Saturday, August 07, 2010

Suicides: Foxconn, Cornell and the Golden Gate Bridge

Wrong on So Many Levels

Foxconn Installs Antijumping Nets at Hebei Plants. Anti-jumping nets?

Having built safety nets along its employee dormitories after a series of jumping suicides at its Shenzhen production plant, Taiwanese electronics manufacturing giant Hon Hai Precision Industry Co., which uses the trade name Foxconn, is now installing the same sort of nets at some of its inland factories

If things are so bad that people would rather hurl themselves off of tall buildings than work in a Foxconn factory (or even just go find a factory job down the street) it seems like Foxconn should put the nets on the doors of their factories to catch people from going in.
The 42,000 employees in the Shenzhen plant assemble nearly 70% of the iPhones and iPads for Apple. There have been 10 factory workers who jumped to their deaths in the first 5 months of 2010 at the Shenzhen plant

It is wrong on many levels. I do think Apple has some responsibility. I do think human psychology around suicide is complex and confusing and cause and affect can be confused by correlation not cause.

Putting the nets there sure looks lame, and like non-root cause problems solving. But if they actually save lives then what? There are nets below the Golden Gate bridge (also to reduce suicide deaths) after quite a bit of debate. It sure takes a long time for them to act. 2 years later and still barely moving forward.

Cornell University has a long term problem with suicide jumpers, 6 this year - and they have installed suicide prevention fences:

Several suicides clustered in a close proximity of time and location, such as what Cornell experienced in late winter, are known to cause an "imitation" effect on vulnerable members of the community, elevating their risk of suicide. No one knows for sure how long the elevated risk can last, but the mental health professionals Cornell consulted said that it is very likely to continue for the foreseeable future and strongly recommended that temporary barriers remain in place while permanent means restriction measures are explored and designed.
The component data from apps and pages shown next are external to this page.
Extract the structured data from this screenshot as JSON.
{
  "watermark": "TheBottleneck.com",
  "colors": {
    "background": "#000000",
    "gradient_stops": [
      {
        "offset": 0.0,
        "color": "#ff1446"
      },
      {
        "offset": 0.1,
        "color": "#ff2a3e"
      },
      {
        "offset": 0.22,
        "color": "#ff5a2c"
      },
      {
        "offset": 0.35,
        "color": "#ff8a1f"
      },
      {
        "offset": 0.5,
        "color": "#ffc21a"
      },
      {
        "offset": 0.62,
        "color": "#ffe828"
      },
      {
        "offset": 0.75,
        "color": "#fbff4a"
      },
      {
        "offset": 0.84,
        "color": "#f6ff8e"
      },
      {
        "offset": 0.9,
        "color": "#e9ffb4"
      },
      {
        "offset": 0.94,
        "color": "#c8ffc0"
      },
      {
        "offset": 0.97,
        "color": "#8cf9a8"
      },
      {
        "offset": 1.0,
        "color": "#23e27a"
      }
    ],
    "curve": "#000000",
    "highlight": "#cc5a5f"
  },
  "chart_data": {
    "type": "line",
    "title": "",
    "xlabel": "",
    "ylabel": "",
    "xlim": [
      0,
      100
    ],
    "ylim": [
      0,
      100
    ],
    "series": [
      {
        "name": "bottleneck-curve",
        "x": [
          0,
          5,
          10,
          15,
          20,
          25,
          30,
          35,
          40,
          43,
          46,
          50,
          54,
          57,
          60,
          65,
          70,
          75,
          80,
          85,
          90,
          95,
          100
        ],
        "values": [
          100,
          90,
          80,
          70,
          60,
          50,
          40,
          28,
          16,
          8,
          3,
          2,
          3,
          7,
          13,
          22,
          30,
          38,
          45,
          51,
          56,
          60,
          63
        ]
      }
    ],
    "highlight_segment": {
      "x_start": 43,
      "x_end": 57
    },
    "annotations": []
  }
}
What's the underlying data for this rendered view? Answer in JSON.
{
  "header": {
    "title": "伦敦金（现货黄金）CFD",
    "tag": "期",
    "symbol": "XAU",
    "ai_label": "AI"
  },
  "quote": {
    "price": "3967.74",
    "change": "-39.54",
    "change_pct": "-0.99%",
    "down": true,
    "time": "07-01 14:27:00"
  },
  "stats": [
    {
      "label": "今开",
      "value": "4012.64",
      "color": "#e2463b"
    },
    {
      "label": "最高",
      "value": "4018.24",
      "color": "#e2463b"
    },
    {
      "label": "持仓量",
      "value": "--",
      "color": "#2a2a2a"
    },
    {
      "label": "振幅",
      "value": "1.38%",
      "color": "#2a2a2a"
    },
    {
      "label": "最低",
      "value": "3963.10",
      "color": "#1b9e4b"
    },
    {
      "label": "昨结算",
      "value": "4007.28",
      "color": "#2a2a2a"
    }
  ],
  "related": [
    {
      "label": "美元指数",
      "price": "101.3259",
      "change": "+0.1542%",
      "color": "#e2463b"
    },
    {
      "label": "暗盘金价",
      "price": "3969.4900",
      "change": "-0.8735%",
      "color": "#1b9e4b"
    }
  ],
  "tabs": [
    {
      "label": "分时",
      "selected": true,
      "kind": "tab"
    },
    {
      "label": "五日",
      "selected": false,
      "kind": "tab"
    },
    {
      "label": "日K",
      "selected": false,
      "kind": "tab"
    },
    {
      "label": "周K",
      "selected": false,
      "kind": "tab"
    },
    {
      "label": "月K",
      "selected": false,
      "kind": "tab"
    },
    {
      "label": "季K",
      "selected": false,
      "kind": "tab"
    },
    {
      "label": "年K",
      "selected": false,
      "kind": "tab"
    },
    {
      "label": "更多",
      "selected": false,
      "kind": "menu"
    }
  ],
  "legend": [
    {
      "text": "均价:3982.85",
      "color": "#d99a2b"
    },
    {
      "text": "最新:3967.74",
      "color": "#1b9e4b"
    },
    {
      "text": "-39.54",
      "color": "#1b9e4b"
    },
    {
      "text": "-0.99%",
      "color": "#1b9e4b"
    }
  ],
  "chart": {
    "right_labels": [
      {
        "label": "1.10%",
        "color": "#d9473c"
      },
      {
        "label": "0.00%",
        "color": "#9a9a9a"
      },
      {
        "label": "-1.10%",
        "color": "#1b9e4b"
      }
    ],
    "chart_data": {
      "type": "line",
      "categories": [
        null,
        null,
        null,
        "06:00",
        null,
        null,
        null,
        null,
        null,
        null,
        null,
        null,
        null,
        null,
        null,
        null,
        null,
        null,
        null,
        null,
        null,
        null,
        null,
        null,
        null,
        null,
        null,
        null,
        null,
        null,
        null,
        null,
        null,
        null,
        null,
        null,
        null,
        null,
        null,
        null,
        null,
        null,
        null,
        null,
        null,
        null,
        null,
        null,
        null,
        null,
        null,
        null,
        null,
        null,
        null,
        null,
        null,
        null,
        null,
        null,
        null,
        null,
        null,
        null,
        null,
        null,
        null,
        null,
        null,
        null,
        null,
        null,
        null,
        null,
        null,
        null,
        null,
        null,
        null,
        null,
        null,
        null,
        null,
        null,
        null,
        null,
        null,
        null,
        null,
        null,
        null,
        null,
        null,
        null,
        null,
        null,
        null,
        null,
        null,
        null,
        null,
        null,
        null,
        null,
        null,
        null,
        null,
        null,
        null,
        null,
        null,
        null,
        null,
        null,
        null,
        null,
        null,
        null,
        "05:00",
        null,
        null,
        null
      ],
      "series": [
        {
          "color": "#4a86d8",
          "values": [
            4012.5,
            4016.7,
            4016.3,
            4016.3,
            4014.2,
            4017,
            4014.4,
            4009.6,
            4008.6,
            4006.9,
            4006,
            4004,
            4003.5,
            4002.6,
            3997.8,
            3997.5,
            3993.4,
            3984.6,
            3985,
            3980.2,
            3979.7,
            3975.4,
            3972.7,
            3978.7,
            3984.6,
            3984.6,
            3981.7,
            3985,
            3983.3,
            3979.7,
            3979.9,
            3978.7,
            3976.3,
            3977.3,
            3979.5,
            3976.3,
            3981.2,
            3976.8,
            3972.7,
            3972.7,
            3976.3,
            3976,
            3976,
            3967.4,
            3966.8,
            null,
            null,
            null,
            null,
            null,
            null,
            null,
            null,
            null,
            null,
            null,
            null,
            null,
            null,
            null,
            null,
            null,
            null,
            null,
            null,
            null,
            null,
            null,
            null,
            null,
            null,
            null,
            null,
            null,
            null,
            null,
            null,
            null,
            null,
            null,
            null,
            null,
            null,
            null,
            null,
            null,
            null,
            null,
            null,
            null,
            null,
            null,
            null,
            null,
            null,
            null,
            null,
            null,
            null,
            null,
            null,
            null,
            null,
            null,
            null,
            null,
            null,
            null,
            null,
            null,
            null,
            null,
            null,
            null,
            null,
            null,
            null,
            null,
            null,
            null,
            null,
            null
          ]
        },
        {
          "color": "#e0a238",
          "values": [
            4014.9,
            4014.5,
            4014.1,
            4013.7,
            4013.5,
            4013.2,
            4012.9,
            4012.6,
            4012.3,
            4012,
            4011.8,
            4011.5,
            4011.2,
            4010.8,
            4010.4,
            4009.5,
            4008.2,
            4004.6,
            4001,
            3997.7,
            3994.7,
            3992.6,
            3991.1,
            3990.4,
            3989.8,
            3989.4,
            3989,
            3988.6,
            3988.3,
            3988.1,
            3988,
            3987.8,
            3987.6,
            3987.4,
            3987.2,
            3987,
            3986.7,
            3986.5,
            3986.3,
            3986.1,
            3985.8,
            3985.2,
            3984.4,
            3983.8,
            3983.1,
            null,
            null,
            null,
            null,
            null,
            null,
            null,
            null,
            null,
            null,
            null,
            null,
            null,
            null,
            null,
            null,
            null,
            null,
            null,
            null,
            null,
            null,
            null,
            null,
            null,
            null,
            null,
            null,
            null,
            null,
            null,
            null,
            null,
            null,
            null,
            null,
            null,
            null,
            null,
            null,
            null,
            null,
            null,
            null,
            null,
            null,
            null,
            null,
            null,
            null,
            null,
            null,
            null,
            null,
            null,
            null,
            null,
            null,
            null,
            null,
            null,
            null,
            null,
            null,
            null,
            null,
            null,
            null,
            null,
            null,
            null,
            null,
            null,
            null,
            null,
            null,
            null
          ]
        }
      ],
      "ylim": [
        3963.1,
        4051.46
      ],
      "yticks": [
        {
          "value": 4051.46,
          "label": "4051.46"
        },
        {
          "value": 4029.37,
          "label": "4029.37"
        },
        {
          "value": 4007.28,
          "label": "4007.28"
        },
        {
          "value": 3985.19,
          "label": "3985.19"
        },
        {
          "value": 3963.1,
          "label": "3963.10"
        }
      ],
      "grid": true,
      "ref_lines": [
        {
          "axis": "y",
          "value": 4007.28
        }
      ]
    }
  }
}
I am not at all sure the suicide prevention nets at Foxconn are a bad idea. They certainly "look" (visually, and the image they convey is not being very root cause problem solving like) bad.

If we examine Cornell and Foxconn together what answers might we find? I think there are things to fix at Foxconn, but it is very easy for those of us the USA to just paint management as villainous. I don't think we will paint Cornell professors as villainous. Foxconn absolutely needs to do much more than put up nets. But whether putting up nets is good short term fix (like Cornell's) I think is at least debatable.

Problem solving can be quite complex. Especially with something like suicide where the causes are very likely to be varied and systemic. I doubt you will find one root cause. You may find at Foxcon: low wages (and the pressures that brings on as one factor - Foxconn doubled wages recently), lack of joy in work (to an extreme level - truly feeling like a cog in a machine with no hope), "imitation effect", homesickness (moving to the factor hundreds or miles from home and living in a dorm), youngness (hormones, lack of life experience, exaggerated importance... - similar at Cornell and Foxconn), perhaps abusive practices in the factory, perhaps other psychology in the factory (low light, long hours, painful work...), perhaps bullying of peers...

I think a good systemic solution will look at what I think all management should look at: practicing respect for people and creating joy in work. But that isn't an overnight solution, even if they wanted to pursue that strategy (which I don't see any evidence that they do). It will take time to change the system. It is something that I think can address the systemic root causes.

Related: Auto Manufacturing in 2009: USA 5.7 million, Japan 7.9 million, China 13.8 million - Motivate or Eliminate De-Motivation - USA, China and Japan Lead Manufacturing Output in 2008 - China’s Manufacturing Economy